CRITICAL APPRAISAL SKILLS PROGRAMME
making sense of evidence about clinical effectiveness
CASP´s 11 questions to help you make sense of a trial
Three broad issues need to be considered when appraising a trial:
Are the results of the trial valid?
What are the results?
Will the results help locally?
The 11 questions on the following pages are designed to help you think
about these issues systematically.
The first three questions are screening questions and can be answered
quickly. If the answer to all three is "yes", it is worth proceeding with
the remaining questions.
There is a fair degree of overlap between several of the questions.
You are asked to record a "yes", "no" or "can't tell" to most of the
A number of italicised hints are given after each question. These are
designed to remind you why the question is important.
The 11 questions were adapted from Guyatt GH, Sackett DL, Cook DJ,
Users' guides to the medical literature. II. How to use an article about
therapy or prevention. JAMA 1993; 270: 2598-2601and 271: 59-63, by
the Critical Appraisal Skills Programme in Oxford (CASP).
Page 1 31-07-2009
A/ Are the results of the trial valid?
1 Did the trial address a clear question? Yes Can't tell No
Can you tell what
population was studied
intervention was given
comparator was given
outcomes were measured and when?
2 Was the assignment of patients to treatments Yes Can't tell No
3 Were all of the patients who entered the trial Yes Can't tell No
properly accounted for at its conclusion
was follow up complete?
were patients analysed in the groups to which
they were randomised?
4 Were patients, health workers and study Yes Can't tell No
personnel ‘blind’ to treatment?
were the patients
were the health workers
were the study personnel
5 Were the groups similar at the start of the trial?
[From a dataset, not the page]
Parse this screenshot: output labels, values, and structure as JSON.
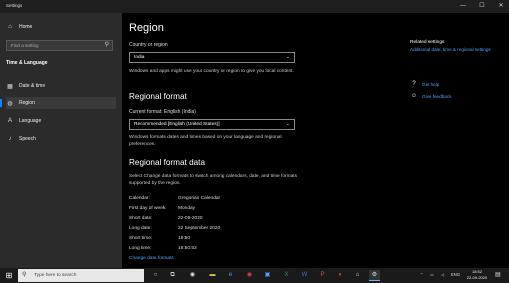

Yes Can't tell No
In terms of other factors that might effect the
outcome such as age, sex, social class
6 Aside from the experimental intervention, were Yes Can't tell No
the groups treated equally?
B/ What are the results?
7 How large was the treatment effect? 8 How precise re the estimates of the treatment
Look at the result for each of the outcomes measured What are the confidence limits or P-values for each
C/ Will the results help locally?
9 Can the results be applied to the local population? Yes Can't tell No
Consider whether there good reasons to think that the
patients covered by the trial may be importantly different
from your own
10 Were all clinically important outcomes Yes Can't tell No
If not, does this affect the decision?
11 Are the benefits worth the harms and costs? Yes Can't tell No
This is unlikely to be addressed by the trial. But what do